### Your task
The required output is every record, written out exactly.

### Listed entries

◆ ◆ ◆

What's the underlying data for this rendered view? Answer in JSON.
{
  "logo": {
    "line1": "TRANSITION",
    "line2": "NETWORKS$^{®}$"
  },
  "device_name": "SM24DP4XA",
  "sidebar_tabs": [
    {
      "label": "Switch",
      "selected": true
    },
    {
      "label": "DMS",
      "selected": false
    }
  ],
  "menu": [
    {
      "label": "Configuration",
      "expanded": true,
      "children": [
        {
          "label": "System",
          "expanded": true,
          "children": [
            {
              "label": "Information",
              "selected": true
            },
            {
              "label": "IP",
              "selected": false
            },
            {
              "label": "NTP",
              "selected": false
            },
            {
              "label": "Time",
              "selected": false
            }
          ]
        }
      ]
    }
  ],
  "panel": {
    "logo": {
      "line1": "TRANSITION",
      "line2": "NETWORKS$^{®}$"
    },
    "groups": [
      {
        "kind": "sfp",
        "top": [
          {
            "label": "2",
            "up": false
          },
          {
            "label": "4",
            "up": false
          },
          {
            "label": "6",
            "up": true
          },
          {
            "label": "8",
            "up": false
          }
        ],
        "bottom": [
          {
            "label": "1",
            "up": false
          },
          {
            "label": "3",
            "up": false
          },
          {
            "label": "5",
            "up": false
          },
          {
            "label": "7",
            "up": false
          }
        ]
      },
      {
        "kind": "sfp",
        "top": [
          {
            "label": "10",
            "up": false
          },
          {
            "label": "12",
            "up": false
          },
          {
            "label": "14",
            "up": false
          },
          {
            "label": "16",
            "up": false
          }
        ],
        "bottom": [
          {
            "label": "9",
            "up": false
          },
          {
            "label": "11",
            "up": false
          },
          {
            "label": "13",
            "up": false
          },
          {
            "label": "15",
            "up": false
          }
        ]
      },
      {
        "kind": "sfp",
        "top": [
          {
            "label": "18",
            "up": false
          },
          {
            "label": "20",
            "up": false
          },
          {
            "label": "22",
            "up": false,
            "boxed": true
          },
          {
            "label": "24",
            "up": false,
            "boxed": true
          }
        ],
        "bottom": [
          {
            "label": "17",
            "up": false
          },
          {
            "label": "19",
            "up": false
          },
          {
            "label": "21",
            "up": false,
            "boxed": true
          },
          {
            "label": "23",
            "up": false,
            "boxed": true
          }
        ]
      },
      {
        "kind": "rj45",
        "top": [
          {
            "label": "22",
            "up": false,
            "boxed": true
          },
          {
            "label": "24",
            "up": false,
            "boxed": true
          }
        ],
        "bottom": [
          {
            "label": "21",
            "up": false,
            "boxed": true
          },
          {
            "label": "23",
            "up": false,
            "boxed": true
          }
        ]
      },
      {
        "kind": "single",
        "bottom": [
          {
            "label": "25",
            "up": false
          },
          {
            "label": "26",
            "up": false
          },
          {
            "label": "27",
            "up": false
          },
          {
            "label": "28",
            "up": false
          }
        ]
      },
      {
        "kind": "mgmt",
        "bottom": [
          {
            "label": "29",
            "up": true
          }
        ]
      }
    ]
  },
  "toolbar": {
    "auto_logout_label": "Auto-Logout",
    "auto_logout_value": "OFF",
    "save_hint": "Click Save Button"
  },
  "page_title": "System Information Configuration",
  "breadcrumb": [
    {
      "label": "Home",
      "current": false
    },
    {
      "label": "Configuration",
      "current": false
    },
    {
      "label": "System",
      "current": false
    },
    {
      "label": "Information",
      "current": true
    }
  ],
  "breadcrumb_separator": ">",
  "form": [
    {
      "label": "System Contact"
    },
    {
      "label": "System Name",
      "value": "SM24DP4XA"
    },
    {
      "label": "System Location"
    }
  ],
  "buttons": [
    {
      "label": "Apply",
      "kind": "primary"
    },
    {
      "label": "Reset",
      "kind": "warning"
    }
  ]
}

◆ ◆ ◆

### Result for this exercise
What's the underlying data for this rendered view? Answer in JSON.
{
  "logo": {
    "line1": "TRANSITION",
    "line2": "NETWORKS$^{®}$"
  },
  "device_name": "SM24DP4XA",
  "sidebar_tabs": [
    {
      "label": "Switch",
      "selected": true
    },
    {
      "label": "DMS",
      "selected": false
    }
  ],
  "menu": [
    {
      "label": "Configuration",
      "expanded": true,
      "children": [
        {
          "label": "System",
          "expanded": true,
          "children": [
            {
              "label": "Information",
              "selected": true
            },
            {
              "label": "IP",
              "selected": false
            },
            {
              "label": "NTP",
              "selected": false
            },
            {
              "label": "Time",
              "selected": false
            }
          ]
        }
      ]
    }
  ],
  "panel": {
    "logo": {
      "line1": "TRANSITION",
      "line2": "NETWORKS$^{®}$"
    },
    "groups": [
      {
        "kind": "sfp",
        "top": [
          {
            "label": "2",
            "up": false
          },
          {
            "label": "4",
            "up": false
          },
          {
            "label": "6",
            "up": true
          },
          {
            "label": "8",
            "up": false
          }
        ],
        "bottom": [
          {
            "label": "1",
            "up": false
          },
          {
            "label": "3",
            "up": false
          },
          {
            "label": "5",
            "up": false
          },
          {
            "label": "7",
            "up": false
          }
        ]
      },
      {
        "kind": "sfp",
        "top": [
          {
            "label": "10",
            "up": false
          },
          {
            "label": "12",
            "up": false
          },
          {
            "label": "14",
            "up": false
          },
          {
            "label": "16",
            "up": false
          }
        ],
        "bottom": [
          {
            "label": "9",
            "up": false
          },
          {
            "label": "11",
            "up": false
          },
          {
            "label": "13",
            "up": false
          },
          {
            "label": "15",
            "up": false
          }
        ]
      },
      {
        "kind": "sfp",
        "top": [
          {
            "label": "18",
            "up": false
          },
          {
            "label": "20",
            "up": false
          },
          {
            "label": "22",
            "up": false,
            "boxed": true
          },
          {
            "label": "24",
            "up": false,
            "boxed": true
          }
        ],
        "bottom": [
          {
            "label": "17",
            "up": false
          },
          {
            "label": "19",
            "up": false
          },
          {
            "label": "21",
            "up": false,
            "boxed": true
          },
          {
            "label": "23",
            "up": false,
            "boxed": true
          }
        ]
      },
      {
        "kind": "rj45",
        "top": [
          {
            "label": "22",
            "up": false,
            "boxed": true
          },
          {
            "label": "24",
            "up": false,
            "boxed": true
          }
        ],
        "bottom": [
          {
            "label": "21",
            "up": false,
            "boxed": true
          },
          {
            "label": "23",
            "up": false,
            "boxed": true
          }
        ]
      },
      {
        "kind": "single",
        "bottom": [
          {
            "label": "25",
            "up": false
          },
          {
            "label": "26",
            "up": false
          },
          {
            "label": "27",
            "up": false
          },
          {
            "label": "28",
            "up": false
          }
        ]
      },
      {
        "kind": "mgmt",
        "bottom": [
          {
            "label": "29",
            "up": true
          }
        ]
      }
    ]
  },
  "toolbar": {
    "auto_logout_label": "Auto-Logout",
    "auto_logout_value": "OFF",
    "save_hint": "Click Save Button"
  },
  "page_title": "System Information Configuration",
  "breadcrumb": [
    {
      "label": "Home",
      "current": false
    },
    {
      "label": "Configuration",
      "current": false
    },
    {
      "label": "System",
      "current": false
    },
    {
      "label": "Information",
      "current": true
    }
  ],
  "breadcrumb_separator": ">",
  "form": [
    {
      "label": "System Contact"
    },
    {
      "label": "System Name",
      "value": "SM24DP4XA"
    },
    {
      "label": "System Location"
    }
  ],
  "buttons": [
    {
      "label": "Apply",
      "kind": "primary"
    },
    {
      "label": "Reset",
      "kind": "warning"
    }
  ]
}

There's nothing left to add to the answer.